The objective in all of this is not to prove that hospitals aren’t under pressure, that Covid is ‘fake’, or that there is a ‘tolerable’ level of excess mortality. Rather, by examining hospital pressure and the Covid death count more rationally and questioning their foundations, we can judge whether the levels of fear and hysteria generated by the media and the government are reasonable. If you think the answer to that is ‘no’, that opens up a conversation about how we as a society allowed things to get to the point where the national broadcaster thinks it is appropriate for its news reporters to dramatise death in this irresponsible way instead of calmly reporting carefully analysed facts.

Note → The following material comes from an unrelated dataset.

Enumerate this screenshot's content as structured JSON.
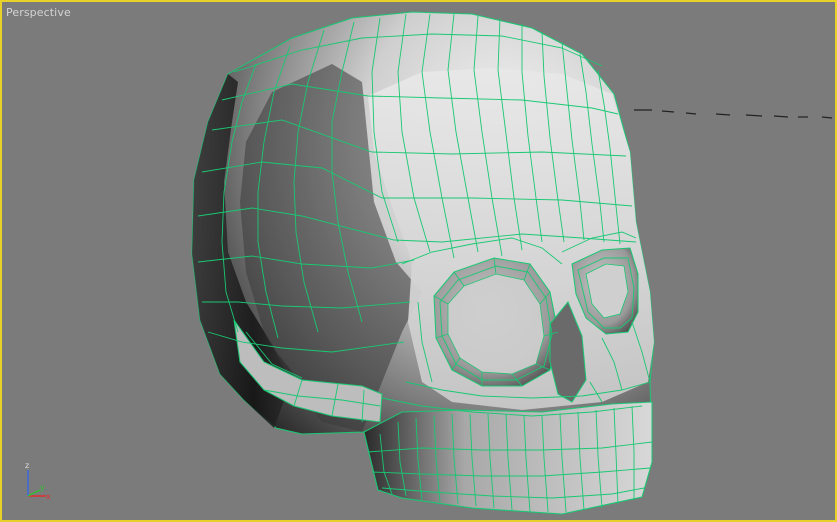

Whether the excess mortality is 84,000, 48,000 or less is also to some extent irrelevant. The unavoidable question that is left, regardless, is whether it would have been worse in the absence of lockdowns. Even if that answer was yes, you would have to carefully weigh the damage done by lockdowns against the benefits. The case for lockdowns is now widely acknowledged to be morally, intellectually and economically bankrupt but with the government releasing a report at the end of January claiming that the number of Covid deaths would have been significantly greater in the absence of lockdowns, it is important to keep restating the case against them. I intend to do exactly that in my next blog.